The function of Shrapnell’s membrane (pars flaccida; PF) in middle-ear mechanics is still an enigma, though numerous proposals have been put forward, e.g. protection of pars tensa, equalizing of middle-ear pressure, sound transmission, and the site of origin of otitis media. In this study the PF was studied in a mammal (the hooded seal) which exposes itself to extreme pressure differences (from 1 to 100 atmospheres) when diving.
Formaldehyde-fixed temporal bones obtained from newborn, one-year-old, and adult seals (three of each) were cleansed and decalcified in 10 per cent EDTA. The lateral wall of the middle-ear cavity, including the whole tympanic membrane with its bony surroundings, was then excised and photodocumented. Thin sections were cut parallel with, and perpendicular to, the handle of the malleus, stained with haematoxylin-eosin, toluidine blue or Giemsa stain and examined under a light microscope.

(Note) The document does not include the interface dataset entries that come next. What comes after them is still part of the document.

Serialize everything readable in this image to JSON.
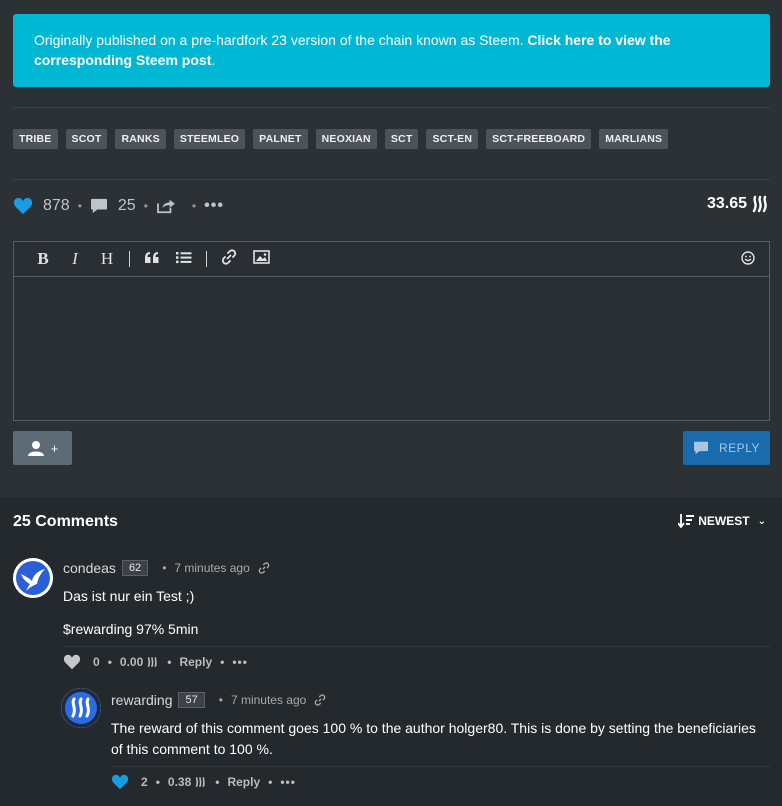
{
  "banner": {
    "text": "Originally published on a pre-hardfork 23 version of the chain known as Steem.",
    "link_text": "Click here to view the corresponding Steem post",
    "end": "."
  },
  "tags": [
    "TRIBE",
    "SCOT",
    "RANKS",
    "STEEMLEO",
    "PALNET",
    "NEOXIAN",
    "SCT",
    "SCT-EN",
    "SCT-FREEBOARD",
    "MARLIANS"
  ],
  "stats": {
    "votes": "878",
    "comments": "25",
    "payout": "33.65"
  },
  "editor": {
    "emoji_icon": "smile-icon"
  },
  "buttons": {
    "user_plus": "+",
    "reply": "REPLY"
  },
  "comments": {
    "heading": "25 Comments",
    "sort_label": "NEWEST",
    "items": [
      {
        "author": "condeas",
        "rep": "62",
        "time": "7 minutes ago",
        "lines": [
          "Das ist nur ein Test ;)",
          "$rewarding 97% 5min"
        ],
        "votes": "0",
        "payout": "0.00",
        "reply": "Reply"
      },
      {
        "author": "rewarding",
        "rep": "57",
        "time": "7 minutes ago",
        "lines": [
          "The reward of this comment goes 100 % to the author holger80. This is done by setting the beneficiaries",
          "of this comment to 100 %."
        ],
        "votes": "2",
        "payout": "0.38",
        "reply": "Reply"
      }
    ]
  },
  "colors": {
    "accent": "#00b8d4",
    "heart": "#1a9be6",
    "reply_button": "#1a6aae"
  }
}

One seal head was subjected to high resolution computerized tomography (HRCT) before sectioning. The PF was observed to be a narrow fissure measuring a maximum of 0.8 mm between processus brevis of the malleus and the notch of Rivinus in pars squamosa (pars tensa diameter 10–12 mm). It seems unlikely that the PF of the hooded seal participates in pressure equalization in the middle ear. The main function of the lateral wall of the attic, including the minimal PF, appears to be to protect the middle-ear ossicles and allow movement of the malleus.